3.2

Place and Time I will do my research about this language in Kurudu island followed by two

villages. Those villages are Kurudu and Kaipuri villages. I choose them as my focus place of the research because other villages such as Kirimbri, Doreaimini, and Andesaria are seemingly division from them. My plan to do the research about the end of November to December 2010. When I finished my research, I will be analyzing the data in Manokwari from December 2010 till January 2010.

3.3

Method of the Research The method of the research is aimed to solve the problem by describing the

facts and data systematically based on the recent fact. Nawawi (1991:61) in his book entitled Metode Penelitian Bidang Sosial says that there are two methods of research. Those are library and field research method. The first is done by collecting the data from books, journals and other written sources, whereas the last one is done by asking such designed questions to a certain group of people in collecting data. I will do library research. Library research is the method which is supplied by collecting data or information from references which have been written by linguists or other experts. In addition to library research, the writer also uses descriptive method. Nawawi (1995:67) states, Metode deskriptif dapat diartikan sebagai prosedur atau cara memecahkan masalah penelitian dengan memaparkan keadaan objek yang diselidiki (seseorang, lembaga, masyarakat, pabrik, dan lain-lain) sebagaimana adanya, berdasarkan, fakta-fakta yang aktual pada saat sekarang. Descriptive method can be conclude as procedure or the way to solve the research problem which explained the situation of the object accurate (someone, organization, society, factory, and so on) in the same manner presence, base on that actual facts now. 3.4 Technique of Collecting Data The techniques that I will use to collect the data are data elicitation, interview, research library, online internet. 1. 2. 3. Data elicitation Interviews Library research

Library research is the method which is supplied by collecting data or information from references which have been written by linguists or other experts. 4. Online Internet

3.5

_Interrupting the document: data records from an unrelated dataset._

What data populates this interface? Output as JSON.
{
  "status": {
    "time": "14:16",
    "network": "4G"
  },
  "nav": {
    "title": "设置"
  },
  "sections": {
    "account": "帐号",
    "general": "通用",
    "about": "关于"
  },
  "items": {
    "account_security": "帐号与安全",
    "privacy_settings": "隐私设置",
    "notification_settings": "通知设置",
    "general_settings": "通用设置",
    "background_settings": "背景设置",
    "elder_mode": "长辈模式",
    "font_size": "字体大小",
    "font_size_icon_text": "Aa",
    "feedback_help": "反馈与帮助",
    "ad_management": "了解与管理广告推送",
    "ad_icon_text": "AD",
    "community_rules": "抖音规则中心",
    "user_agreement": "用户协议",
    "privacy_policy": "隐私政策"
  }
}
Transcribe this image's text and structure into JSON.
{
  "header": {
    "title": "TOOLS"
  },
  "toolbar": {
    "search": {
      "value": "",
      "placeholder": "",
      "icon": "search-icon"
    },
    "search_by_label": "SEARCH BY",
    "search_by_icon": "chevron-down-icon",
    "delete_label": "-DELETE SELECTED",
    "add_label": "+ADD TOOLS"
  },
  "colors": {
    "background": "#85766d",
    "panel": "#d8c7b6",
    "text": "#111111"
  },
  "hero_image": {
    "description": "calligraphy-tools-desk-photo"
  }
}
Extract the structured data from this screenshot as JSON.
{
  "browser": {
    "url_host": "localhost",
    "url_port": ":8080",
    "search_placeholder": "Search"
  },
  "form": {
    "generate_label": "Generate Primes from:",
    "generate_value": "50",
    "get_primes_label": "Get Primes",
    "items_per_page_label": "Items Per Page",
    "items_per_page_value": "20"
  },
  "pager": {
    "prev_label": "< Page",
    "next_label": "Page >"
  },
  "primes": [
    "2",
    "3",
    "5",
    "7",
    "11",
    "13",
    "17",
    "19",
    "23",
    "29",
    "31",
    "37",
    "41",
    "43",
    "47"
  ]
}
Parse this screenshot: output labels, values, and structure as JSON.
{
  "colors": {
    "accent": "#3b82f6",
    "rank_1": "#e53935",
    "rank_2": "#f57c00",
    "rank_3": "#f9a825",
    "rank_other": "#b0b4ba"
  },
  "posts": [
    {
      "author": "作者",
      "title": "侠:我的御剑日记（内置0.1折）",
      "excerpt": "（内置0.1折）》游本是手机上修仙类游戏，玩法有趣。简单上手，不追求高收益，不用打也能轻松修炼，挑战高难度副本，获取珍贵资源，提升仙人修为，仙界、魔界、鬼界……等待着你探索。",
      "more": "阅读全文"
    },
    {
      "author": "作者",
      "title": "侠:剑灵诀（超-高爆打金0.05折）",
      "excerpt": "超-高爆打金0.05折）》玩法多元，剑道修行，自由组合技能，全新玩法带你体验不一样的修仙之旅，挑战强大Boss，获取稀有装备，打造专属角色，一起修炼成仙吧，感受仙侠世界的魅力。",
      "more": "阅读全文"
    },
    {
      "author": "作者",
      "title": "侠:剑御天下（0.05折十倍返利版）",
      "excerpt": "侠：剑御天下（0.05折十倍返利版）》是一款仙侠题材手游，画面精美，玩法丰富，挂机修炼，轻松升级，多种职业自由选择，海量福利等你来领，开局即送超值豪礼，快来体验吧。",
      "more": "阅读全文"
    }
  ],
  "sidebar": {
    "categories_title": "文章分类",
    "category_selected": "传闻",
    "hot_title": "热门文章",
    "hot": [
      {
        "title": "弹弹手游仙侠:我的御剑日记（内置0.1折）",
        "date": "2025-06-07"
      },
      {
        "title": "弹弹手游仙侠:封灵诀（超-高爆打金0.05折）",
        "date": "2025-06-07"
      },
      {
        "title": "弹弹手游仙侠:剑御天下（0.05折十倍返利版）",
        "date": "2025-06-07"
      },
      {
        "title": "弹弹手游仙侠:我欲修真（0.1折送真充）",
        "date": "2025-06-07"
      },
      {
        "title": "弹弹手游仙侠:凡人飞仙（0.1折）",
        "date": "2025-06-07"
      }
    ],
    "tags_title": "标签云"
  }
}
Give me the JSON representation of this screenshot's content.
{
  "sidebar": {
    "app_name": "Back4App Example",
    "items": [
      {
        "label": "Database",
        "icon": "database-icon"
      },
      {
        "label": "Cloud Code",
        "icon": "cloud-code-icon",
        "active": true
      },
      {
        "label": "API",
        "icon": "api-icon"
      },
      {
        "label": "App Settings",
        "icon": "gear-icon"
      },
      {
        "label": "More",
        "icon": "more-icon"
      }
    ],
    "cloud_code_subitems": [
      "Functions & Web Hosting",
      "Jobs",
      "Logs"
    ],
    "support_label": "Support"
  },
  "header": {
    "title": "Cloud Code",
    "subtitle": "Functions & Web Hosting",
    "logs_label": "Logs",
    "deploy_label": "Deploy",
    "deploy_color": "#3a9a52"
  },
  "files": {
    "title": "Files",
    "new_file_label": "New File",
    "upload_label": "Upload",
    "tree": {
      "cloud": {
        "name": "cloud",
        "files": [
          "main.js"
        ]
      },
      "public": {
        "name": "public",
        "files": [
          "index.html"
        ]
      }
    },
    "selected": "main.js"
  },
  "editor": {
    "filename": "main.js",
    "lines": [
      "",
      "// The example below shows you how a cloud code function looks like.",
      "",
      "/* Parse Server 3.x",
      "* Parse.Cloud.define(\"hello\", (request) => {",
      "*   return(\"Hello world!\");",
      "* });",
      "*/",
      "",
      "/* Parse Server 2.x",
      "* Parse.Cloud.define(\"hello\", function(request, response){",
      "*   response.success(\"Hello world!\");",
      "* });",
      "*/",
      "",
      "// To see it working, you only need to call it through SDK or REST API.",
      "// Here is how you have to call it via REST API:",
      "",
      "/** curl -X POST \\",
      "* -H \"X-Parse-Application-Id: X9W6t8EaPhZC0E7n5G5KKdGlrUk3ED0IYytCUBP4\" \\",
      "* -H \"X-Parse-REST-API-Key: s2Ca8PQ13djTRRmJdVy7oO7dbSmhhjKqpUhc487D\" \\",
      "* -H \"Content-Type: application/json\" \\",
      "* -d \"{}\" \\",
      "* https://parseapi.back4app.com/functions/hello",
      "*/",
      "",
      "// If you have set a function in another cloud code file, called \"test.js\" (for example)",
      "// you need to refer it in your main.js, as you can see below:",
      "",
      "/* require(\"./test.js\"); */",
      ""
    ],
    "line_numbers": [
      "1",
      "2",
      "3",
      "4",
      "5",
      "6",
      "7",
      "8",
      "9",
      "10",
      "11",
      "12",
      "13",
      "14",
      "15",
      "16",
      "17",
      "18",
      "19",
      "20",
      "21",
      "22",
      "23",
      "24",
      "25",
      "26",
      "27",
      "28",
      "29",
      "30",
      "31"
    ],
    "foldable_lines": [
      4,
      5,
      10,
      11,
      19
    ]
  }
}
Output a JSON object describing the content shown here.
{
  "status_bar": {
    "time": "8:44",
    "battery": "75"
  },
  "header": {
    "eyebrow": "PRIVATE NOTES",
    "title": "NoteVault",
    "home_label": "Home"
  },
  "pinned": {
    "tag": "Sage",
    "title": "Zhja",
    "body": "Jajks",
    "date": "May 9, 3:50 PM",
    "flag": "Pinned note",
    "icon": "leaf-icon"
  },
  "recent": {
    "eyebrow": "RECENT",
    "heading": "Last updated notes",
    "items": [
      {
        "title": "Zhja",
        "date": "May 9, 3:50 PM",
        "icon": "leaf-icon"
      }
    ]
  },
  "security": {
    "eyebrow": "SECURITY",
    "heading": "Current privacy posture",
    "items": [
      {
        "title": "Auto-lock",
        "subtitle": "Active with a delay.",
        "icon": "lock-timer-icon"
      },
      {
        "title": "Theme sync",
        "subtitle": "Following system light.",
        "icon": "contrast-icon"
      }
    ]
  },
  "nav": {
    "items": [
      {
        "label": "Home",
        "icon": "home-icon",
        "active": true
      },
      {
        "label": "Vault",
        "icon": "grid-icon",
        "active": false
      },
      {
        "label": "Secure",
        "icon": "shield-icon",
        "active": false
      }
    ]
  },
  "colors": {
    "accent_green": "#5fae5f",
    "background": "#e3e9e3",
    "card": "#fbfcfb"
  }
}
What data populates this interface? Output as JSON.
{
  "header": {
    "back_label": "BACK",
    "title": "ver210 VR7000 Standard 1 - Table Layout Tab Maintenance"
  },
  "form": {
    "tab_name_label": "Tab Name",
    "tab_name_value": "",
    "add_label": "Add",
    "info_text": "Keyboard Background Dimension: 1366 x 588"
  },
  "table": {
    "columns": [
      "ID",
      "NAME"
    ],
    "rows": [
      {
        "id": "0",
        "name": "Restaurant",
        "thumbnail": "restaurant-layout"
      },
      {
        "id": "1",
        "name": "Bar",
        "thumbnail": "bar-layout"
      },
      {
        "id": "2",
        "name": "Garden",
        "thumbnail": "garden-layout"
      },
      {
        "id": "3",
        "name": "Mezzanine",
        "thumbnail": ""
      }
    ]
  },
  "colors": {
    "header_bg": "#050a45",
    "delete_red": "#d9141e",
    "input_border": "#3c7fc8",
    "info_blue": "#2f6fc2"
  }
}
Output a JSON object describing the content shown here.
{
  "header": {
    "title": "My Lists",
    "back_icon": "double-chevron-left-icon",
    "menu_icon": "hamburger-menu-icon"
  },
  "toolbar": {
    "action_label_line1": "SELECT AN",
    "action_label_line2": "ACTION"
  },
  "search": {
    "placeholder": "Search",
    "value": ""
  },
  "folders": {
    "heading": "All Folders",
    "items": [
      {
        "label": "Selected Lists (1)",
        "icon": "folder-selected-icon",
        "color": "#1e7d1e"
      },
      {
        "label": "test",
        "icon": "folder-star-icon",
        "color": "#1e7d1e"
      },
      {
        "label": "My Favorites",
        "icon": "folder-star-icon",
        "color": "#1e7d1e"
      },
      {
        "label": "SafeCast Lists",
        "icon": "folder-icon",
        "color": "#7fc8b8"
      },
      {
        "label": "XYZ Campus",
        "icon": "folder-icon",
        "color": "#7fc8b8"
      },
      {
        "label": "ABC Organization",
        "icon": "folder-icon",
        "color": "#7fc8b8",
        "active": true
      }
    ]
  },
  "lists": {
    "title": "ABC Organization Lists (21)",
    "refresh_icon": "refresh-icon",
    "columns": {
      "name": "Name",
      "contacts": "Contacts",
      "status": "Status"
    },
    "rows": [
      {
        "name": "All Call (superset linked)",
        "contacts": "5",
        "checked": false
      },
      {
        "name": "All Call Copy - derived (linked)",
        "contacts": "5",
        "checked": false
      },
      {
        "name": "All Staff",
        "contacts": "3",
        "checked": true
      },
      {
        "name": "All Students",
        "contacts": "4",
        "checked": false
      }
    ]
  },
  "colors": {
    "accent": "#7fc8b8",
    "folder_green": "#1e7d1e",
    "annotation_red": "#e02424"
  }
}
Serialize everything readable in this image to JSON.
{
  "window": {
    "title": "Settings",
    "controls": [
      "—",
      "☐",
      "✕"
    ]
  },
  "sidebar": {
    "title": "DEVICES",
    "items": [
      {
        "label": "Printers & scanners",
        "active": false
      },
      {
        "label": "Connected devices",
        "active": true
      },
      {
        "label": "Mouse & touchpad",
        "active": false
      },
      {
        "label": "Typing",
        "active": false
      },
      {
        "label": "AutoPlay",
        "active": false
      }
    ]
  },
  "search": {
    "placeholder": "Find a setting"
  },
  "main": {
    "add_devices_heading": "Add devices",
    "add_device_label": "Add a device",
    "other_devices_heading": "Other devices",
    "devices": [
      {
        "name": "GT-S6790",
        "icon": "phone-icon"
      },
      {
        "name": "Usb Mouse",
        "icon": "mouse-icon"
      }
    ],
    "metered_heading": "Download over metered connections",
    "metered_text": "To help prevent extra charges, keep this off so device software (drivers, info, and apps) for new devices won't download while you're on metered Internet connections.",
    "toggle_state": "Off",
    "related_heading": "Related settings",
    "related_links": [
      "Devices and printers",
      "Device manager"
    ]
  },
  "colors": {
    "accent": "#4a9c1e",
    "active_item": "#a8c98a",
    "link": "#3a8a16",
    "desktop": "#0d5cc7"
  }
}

The Instrument of Collecting Data There are the instruments that I will use to collect the data are pencils, pens,

book or paper, word list or swadish list, 3.6 Technique of Analyzing Data